(Exercise aim):
Whenever the word "screenshot" appears in a line of the data below, copy that line.

**** Listed records ****

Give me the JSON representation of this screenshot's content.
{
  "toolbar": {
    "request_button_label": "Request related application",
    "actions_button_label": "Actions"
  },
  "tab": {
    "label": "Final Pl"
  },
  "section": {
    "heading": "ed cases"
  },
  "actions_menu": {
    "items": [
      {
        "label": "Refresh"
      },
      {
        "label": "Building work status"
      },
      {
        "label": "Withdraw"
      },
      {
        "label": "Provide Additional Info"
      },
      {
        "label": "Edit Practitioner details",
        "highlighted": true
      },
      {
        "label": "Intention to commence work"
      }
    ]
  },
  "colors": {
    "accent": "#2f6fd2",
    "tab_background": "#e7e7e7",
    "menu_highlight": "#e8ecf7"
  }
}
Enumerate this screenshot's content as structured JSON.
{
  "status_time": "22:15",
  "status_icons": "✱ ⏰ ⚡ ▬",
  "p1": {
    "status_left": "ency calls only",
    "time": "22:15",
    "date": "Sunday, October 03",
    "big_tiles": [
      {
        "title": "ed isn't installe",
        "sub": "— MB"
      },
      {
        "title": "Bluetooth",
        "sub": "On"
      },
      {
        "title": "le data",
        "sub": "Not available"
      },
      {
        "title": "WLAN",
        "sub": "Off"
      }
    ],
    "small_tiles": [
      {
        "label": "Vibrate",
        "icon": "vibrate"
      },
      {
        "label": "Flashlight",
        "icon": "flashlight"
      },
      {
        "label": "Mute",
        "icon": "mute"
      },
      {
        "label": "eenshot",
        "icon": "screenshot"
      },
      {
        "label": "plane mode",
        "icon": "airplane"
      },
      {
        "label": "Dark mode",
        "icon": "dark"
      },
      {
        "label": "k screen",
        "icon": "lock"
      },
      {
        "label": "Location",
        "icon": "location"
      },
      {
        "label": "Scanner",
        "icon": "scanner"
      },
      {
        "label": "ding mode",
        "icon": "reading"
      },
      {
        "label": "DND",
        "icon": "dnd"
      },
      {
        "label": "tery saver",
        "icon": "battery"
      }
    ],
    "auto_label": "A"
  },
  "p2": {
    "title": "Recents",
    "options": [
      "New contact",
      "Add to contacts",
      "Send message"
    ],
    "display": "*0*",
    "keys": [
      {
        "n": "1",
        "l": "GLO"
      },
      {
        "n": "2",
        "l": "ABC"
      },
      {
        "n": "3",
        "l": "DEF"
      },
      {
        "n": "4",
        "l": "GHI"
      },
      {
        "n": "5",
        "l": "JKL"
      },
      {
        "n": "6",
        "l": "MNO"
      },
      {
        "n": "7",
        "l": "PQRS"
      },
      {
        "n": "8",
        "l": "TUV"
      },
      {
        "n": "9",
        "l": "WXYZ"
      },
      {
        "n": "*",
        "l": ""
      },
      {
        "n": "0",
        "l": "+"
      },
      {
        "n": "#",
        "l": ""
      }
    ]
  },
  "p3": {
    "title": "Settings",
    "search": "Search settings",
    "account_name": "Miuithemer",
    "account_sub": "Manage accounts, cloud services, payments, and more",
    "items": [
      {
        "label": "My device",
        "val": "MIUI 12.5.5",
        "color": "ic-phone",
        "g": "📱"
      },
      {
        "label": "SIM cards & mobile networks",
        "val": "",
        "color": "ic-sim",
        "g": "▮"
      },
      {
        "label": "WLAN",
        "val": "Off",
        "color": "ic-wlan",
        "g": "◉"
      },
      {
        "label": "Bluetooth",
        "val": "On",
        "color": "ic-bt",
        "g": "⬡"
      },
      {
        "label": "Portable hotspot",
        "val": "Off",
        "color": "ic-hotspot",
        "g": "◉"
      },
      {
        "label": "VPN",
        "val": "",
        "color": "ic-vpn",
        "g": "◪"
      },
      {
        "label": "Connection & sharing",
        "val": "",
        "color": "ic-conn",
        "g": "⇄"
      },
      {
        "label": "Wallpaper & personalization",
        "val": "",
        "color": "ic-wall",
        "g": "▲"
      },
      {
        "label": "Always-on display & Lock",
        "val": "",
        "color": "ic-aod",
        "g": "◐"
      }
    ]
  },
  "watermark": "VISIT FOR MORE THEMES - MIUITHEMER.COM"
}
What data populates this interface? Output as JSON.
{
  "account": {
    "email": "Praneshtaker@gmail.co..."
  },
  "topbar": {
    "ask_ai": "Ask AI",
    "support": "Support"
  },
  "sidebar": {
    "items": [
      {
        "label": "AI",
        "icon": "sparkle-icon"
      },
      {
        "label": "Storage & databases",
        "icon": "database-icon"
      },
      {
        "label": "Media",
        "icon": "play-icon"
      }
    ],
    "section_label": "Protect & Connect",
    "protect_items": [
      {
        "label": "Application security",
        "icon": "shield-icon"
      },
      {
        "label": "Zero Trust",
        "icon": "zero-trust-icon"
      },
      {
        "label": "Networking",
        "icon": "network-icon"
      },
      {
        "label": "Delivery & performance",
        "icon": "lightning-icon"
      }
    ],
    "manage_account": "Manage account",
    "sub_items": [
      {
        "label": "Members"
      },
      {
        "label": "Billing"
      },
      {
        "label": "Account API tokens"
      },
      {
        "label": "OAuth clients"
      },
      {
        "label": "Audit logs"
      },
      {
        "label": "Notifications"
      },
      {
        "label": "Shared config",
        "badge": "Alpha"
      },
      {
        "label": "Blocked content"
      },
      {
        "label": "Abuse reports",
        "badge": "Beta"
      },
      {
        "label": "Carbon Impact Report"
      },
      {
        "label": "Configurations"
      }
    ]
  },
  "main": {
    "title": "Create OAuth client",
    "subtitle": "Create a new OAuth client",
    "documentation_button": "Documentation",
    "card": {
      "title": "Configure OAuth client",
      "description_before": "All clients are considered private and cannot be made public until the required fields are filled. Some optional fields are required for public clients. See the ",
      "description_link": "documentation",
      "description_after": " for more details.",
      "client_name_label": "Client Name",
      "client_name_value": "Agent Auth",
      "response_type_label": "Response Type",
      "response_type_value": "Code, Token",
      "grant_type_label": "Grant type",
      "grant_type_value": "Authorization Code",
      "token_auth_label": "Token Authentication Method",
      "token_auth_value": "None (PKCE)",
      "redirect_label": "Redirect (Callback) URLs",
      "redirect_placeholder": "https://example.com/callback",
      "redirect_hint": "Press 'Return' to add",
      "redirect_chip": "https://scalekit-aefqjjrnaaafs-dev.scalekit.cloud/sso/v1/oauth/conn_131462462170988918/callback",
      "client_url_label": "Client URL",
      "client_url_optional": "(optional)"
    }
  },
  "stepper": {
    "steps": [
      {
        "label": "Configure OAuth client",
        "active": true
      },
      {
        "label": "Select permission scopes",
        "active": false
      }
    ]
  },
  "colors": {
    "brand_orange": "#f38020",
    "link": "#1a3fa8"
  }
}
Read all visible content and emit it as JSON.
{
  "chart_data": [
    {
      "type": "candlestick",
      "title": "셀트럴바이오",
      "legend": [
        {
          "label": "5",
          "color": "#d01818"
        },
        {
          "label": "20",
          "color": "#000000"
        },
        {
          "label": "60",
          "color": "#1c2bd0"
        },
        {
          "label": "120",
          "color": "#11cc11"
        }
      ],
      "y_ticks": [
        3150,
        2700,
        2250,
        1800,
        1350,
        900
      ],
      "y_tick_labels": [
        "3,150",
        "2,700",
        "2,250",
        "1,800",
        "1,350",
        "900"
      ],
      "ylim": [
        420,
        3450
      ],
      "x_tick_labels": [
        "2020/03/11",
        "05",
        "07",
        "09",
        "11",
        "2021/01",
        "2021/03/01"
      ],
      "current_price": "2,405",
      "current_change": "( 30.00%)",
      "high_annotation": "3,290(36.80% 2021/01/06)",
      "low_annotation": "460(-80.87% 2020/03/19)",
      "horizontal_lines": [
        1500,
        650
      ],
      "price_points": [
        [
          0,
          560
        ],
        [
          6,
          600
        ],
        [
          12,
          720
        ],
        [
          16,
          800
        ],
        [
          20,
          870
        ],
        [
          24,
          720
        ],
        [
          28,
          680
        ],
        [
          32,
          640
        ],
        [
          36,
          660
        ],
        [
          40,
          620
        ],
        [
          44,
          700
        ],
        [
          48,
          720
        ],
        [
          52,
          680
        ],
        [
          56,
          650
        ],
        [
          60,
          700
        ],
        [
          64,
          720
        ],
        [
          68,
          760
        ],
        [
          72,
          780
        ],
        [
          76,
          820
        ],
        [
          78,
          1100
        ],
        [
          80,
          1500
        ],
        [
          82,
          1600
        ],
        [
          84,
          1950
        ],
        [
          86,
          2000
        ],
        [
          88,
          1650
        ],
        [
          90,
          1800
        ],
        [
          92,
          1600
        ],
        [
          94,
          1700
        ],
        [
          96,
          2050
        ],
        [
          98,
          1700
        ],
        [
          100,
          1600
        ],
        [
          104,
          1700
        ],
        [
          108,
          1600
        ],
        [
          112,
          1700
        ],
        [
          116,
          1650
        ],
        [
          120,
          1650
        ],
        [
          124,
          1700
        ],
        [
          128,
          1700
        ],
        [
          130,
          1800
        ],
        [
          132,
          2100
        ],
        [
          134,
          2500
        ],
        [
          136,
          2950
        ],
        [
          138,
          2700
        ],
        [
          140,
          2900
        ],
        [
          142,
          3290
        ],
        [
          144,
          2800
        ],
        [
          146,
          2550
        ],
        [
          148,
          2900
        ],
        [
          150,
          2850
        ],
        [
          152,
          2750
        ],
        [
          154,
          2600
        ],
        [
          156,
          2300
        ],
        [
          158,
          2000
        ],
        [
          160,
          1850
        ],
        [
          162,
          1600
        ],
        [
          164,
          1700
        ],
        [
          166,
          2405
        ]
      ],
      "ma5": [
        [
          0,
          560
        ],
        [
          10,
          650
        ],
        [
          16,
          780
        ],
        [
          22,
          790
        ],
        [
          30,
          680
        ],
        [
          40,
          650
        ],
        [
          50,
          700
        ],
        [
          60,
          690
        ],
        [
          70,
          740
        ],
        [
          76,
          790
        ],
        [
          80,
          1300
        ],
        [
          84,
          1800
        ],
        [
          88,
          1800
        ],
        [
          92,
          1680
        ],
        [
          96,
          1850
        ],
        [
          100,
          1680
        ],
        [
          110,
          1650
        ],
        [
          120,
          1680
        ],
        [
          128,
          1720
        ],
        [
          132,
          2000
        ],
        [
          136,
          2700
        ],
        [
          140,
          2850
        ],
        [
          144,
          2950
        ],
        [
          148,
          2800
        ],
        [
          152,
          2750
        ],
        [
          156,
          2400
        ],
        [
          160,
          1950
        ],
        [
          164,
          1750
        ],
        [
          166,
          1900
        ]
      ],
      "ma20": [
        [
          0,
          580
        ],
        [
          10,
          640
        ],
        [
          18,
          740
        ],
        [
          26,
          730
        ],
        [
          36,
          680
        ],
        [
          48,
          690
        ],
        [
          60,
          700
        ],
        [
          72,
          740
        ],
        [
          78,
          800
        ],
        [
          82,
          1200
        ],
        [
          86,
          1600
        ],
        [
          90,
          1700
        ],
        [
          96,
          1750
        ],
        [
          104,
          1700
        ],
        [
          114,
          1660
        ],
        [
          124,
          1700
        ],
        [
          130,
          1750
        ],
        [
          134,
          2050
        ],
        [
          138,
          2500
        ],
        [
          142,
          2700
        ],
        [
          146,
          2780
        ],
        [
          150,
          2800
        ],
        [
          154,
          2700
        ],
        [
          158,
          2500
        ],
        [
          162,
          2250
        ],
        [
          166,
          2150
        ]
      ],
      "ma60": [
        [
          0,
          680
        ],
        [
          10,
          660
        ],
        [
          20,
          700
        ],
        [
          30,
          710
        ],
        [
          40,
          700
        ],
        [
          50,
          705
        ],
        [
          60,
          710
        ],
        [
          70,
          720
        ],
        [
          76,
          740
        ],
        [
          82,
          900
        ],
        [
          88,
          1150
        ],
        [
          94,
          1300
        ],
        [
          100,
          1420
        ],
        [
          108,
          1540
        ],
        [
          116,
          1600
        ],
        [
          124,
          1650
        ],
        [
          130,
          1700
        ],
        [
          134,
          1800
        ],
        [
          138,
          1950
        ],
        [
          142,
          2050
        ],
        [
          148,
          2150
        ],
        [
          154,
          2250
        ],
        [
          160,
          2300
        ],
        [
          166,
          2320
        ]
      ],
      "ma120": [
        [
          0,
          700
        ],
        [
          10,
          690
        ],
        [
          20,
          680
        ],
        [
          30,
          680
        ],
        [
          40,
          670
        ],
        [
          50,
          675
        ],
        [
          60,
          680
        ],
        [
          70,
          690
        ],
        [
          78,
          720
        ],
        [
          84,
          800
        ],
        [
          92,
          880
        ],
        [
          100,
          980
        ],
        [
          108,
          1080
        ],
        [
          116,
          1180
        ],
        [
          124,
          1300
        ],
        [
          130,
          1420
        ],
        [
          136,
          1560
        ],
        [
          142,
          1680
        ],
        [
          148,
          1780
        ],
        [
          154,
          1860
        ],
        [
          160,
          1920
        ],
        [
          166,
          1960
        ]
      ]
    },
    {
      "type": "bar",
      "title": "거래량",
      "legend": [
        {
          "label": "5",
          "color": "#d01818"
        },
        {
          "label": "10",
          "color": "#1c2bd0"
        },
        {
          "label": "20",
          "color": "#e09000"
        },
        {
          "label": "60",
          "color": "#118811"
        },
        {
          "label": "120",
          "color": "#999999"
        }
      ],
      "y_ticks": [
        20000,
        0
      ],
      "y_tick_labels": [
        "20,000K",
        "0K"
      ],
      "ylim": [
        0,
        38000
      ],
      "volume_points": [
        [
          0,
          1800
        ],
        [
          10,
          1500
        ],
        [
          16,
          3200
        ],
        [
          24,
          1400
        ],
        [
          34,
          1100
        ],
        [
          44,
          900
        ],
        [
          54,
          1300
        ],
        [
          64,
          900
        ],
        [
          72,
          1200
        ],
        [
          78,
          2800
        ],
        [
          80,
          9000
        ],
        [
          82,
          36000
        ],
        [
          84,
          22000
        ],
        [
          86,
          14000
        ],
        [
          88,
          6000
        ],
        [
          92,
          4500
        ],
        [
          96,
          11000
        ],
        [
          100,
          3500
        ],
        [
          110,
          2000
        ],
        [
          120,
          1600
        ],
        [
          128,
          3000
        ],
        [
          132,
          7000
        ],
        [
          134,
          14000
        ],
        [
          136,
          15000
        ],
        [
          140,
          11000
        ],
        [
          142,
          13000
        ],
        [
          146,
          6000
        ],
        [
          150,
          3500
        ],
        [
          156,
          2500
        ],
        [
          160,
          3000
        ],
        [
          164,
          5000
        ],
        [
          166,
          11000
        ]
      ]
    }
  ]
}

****

(Answer to this task):
Give me the JSON representation of this screenshot's content.
Enumerate this screenshot's content as structured JSON.
        "icon": "screenshot"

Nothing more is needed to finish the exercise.